In "The Fish," how does the speaker seem to regard the fish that has been caught?
There is of course a massive change that the speaker undergoes during the course of the poem with regards to his or her feelings towards the fish, however, the other question that I have just answered for you deals with this, so I will only focus on the way the speaker contemplates the fish at the beginning of this excellent poem.
If anything, the fish that the speaker has caught at the beginning of the poem is an animal that he or she feels immense pity or sadness for. Note how the fish is described in the following quote:
He didn't fight.
He hadn't fought at all.
He hung a grunting weight,
battered and venerable
and homely. Here and there
his brown skin hung in strips
like ancient wallpaper,
and its pattern of darker brown
was like wallpaper:
shapes like full-blown roses
stained and lost through age.

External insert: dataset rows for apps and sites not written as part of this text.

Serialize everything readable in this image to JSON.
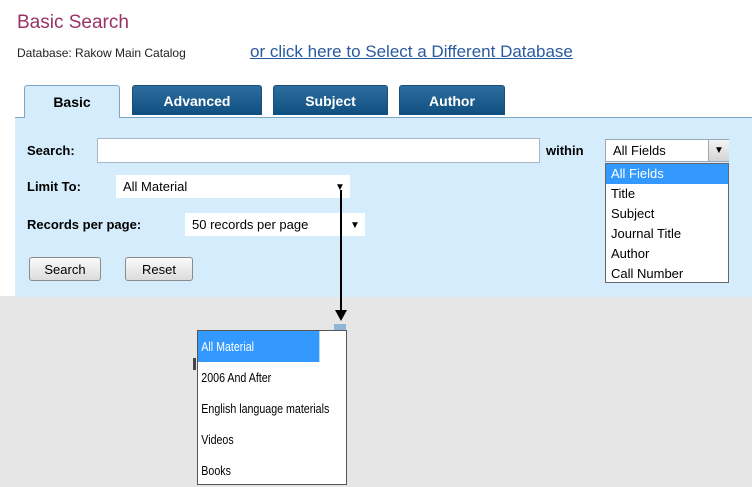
{
  "header": {
    "title": "Basic Search",
    "database_label": "Database: Rakow Main Catalog",
    "database_link": "or click here to Select a Different Database"
  },
  "tabs": [
    {
      "label": "Basic",
      "active": true
    },
    {
      "label": "Advanced",
      "active": false
    },
    {
      "label": "Subject",
      "active": false
    },
    {
      "label": "Author",
      "active": false
    }
  ],
  "form": {
    "search_label": "Search:",
    "search_value": "",
    "within_label": "within",
    "within_selected": "All Fields",
    "limit_label": "Limit To:",
    "limit_selected": "All Material",
    "records_label": "Records per page:",
    "records_selected": "50 records per page",
    "search_button": "Search",
    "reset_button": "Reset"
  },
  "within_options": [
    "All Fields",
    "Title",
    "Subject",
    "Journal Title",
    "Author",
    "Call Number"
  ],
  "limit_options": [
    "All Material",
    "2006 And After",
    "English language materials",
    "Videos",
    "Books"
  ],
  "colors": {
    "title": "#993366",
    "link": "#2a5aa0",
    "tab_active": "#d4ecfb",
    "tab_inactive": "#1a5a8a",
    "selection": "#3399ff"
  }
}
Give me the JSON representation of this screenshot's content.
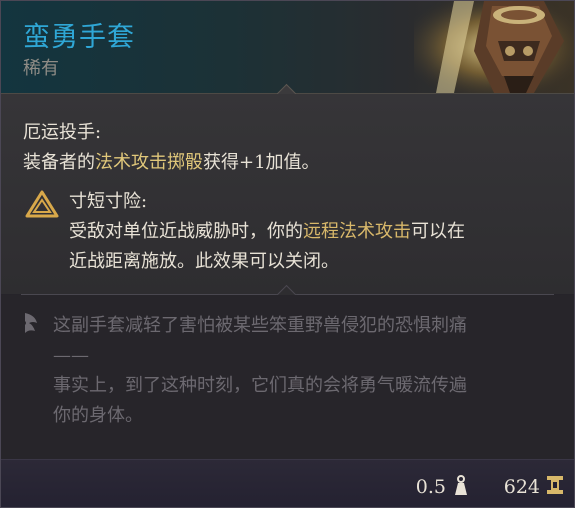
{
  "item": {
    "name": "蛮勇手套",
    "rarity": "稀有"
  },
  "passive": {
    "title": "厄运投手:",
    "desc_prefix": "装备者的",
    "desc_highlight": "法术攻击掷骰",
    "desc_suffix": "获得+1加值。"
  },
  "condition": {
    "title": "寸短寸险:",
    "line1_prefix": "受敌对单位近战威胁时，你的",
    "line1_highlight": "远程法术攻击",
    "line1_suffix": "可以在",
    "line2": "近战距离施放。此效果可以关闭。"
  },
  "flavor": {
    "line1": "这副手套减轻了害怕被某些笨重野兽侵犯的恐惧刺痛",
    "line2": "——",
    "line3": "事实上，到了这种时刻，它们真的会将勇气暖流传遍",
    "line4": "你的身体。"
  },
  "footer": {
    "weight": "0.5",
    "value": "624"
  },
  "icons": {
    "condition": "warning-triangle-icon",
    "flavor": "quill-icon",
    "weight": "weight-icon",
    "value": "gold-coin-icon"
  },
  "colors": {
    "name": "#2fa7d6",
    "highlight": "#e0c77a",
    "text": "#e8e2d6",
    "flavor": "#6c6970"
  }
}
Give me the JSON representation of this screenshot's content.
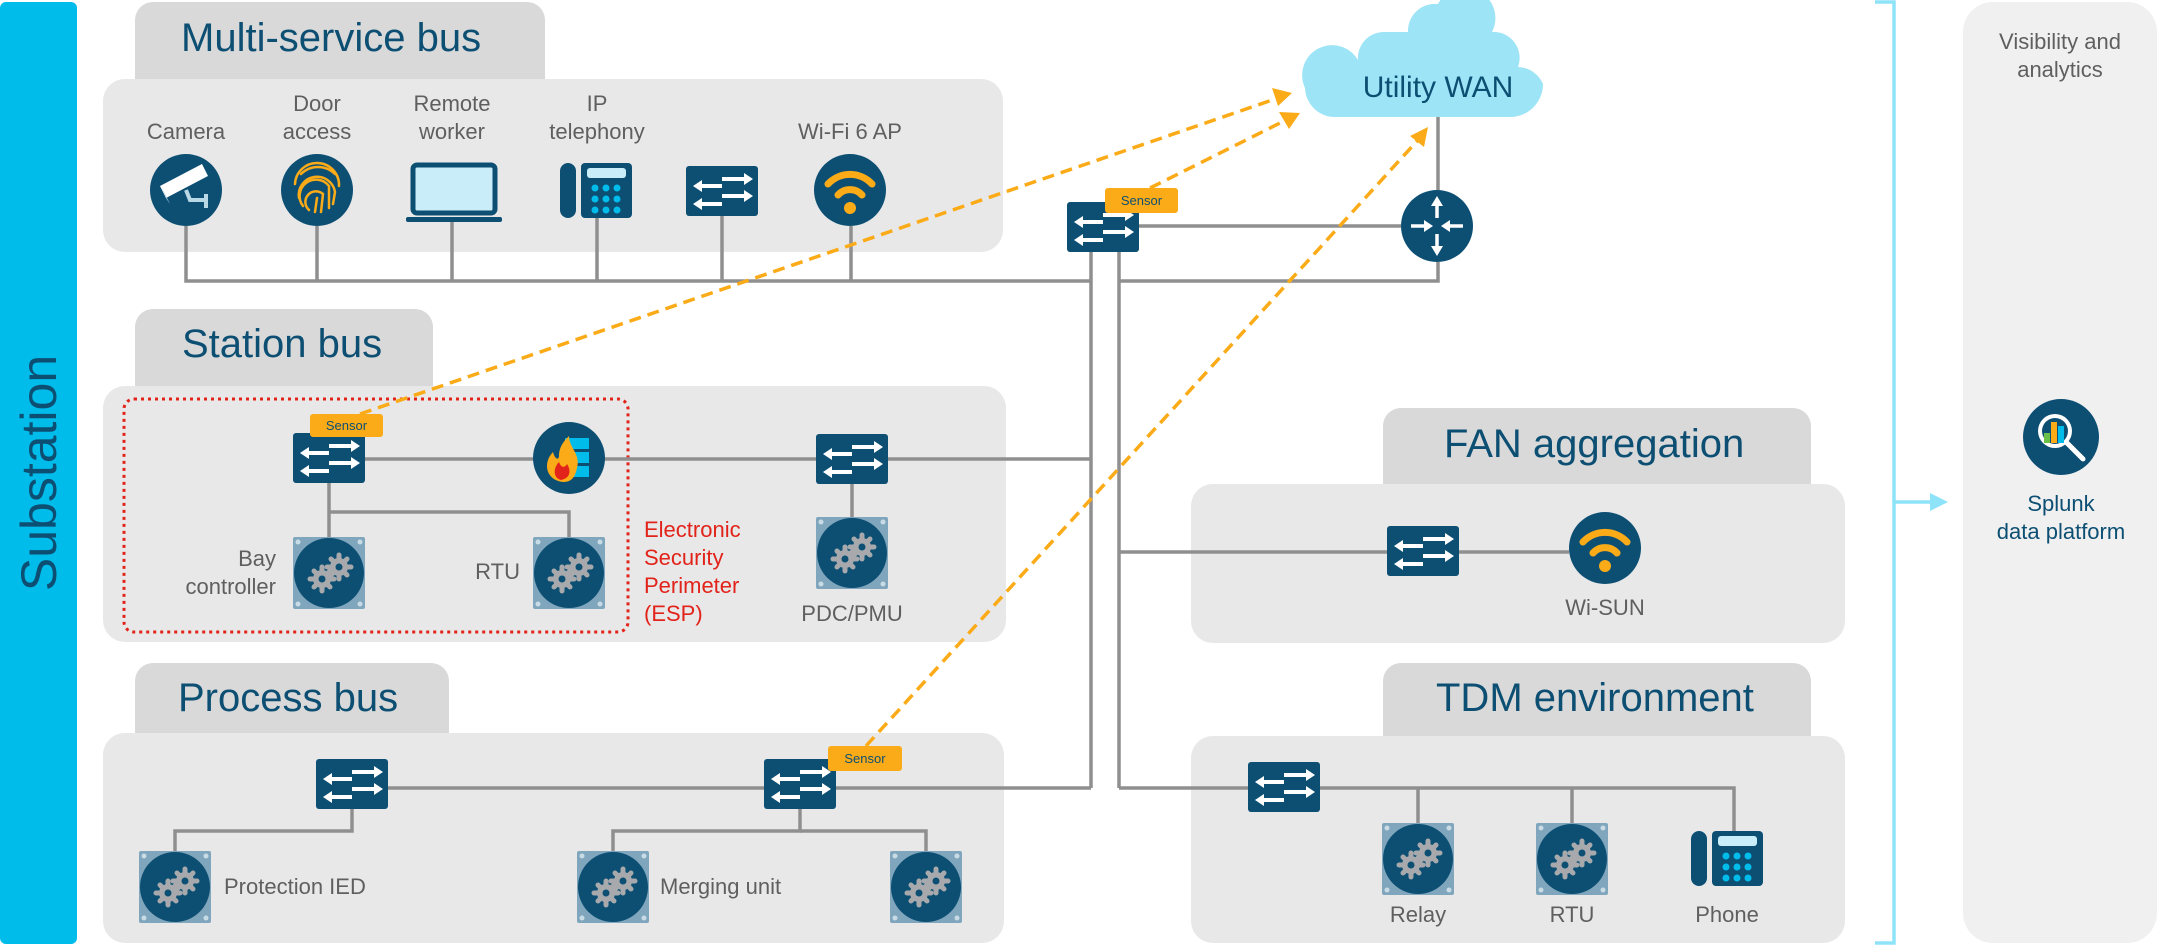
{
  "side_label": "Substation",
  "colors": {
    "device_blue": "#0d4f73",
    "accent_cyan": "#00bceb",
    "cloud": "#9de4f6",
    "sensor": "#fbab18",
    "esp_red": "#e2231a",
    "line_gray": "#8f8f8f",
    "box_gray": "#e8e8e8",
    "tab_gray": "#d9d9d9"
  },
  "multi_service_bus": {
    "title": "Multi-service bus",
    "devices": [
      {
        "label_line1": "",
        "label_line2": "Camera",
        "icon": "camera-icon"
      },
      {
        "label_line1": "Door",
        "label_line2": "access",
        "icon": "fingerprint-icon"
      },
      {
        "label_line1": "Remote",
        "label_line2": "worker",
        "icon": "laptop-icon"
      },
      {
        "label_line1": "IP",
        "label_line2": "telephony",
        "icon": "ip-phone-icon"
      },
      {
        "label_line1": "",
        "label_line2": "",
        "icon": "switch-icon"
      },
      {
        "label_line1": "",
        "label_line2": "Wi-Fi 6 AP",
        "icon": "wifi-icon"
      }
    ]
  },
  "core": {
    "sensor_label": "Sensor",
    "router_icon": "router-icon",
    "switch_icon": "switch-icon"
  },
  "wan": {
    "label": "Utility WAN"
  },
  "station_bus": {
    "title": "Station bus",
    "sensor_label": "Sensor",
    "bay_controller_line1": "Bay",
    "bay_controller_line2": "controller",
    "rtu_label": "RTU",
    "pdc_label": "PDC/PMU",
    "esp_lines": [
      "Electronic",
      "Security",
      "Perimeter",
      "(ESP)"
    ]
  },
  "process_bus": {
    "title": "Process bus",
    "sensor_label": "Sensor",
    "protection_label": "Protection IED",
    "merging_label": "Merging unit"
  },
  "fan_aggregation": {
    "title": "FAN aggregation",
    "wisun_label": "Wi-SUN"
  },
  "tdm": {
    "title": "TDM environment",
    "relay_label": "Relay",
    "rtu_label": "RTU",
    "phone_label": "Phone"
  },
  "visibility": {
    "title_line1": "Visibility and",
    "title_line2": "analytics",
    "splunk_line1": "Splunk",
    "splunk_line2": "data platform"
  }
}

Adjectives such as "battered" and "venerable" and "homely" together with the description of his skin hanging "in strips / like ancient wallpaper" and his passive response to being caught seem to show that the speaker feels pity for the fish and also some kind of respect. The speaker seems to empathise and connect with the fish and its aged status, and only pities its poor condition because of its age. This of course prepares us for the shift in the speaker's thinking towards the fish that occurs later on in the poem.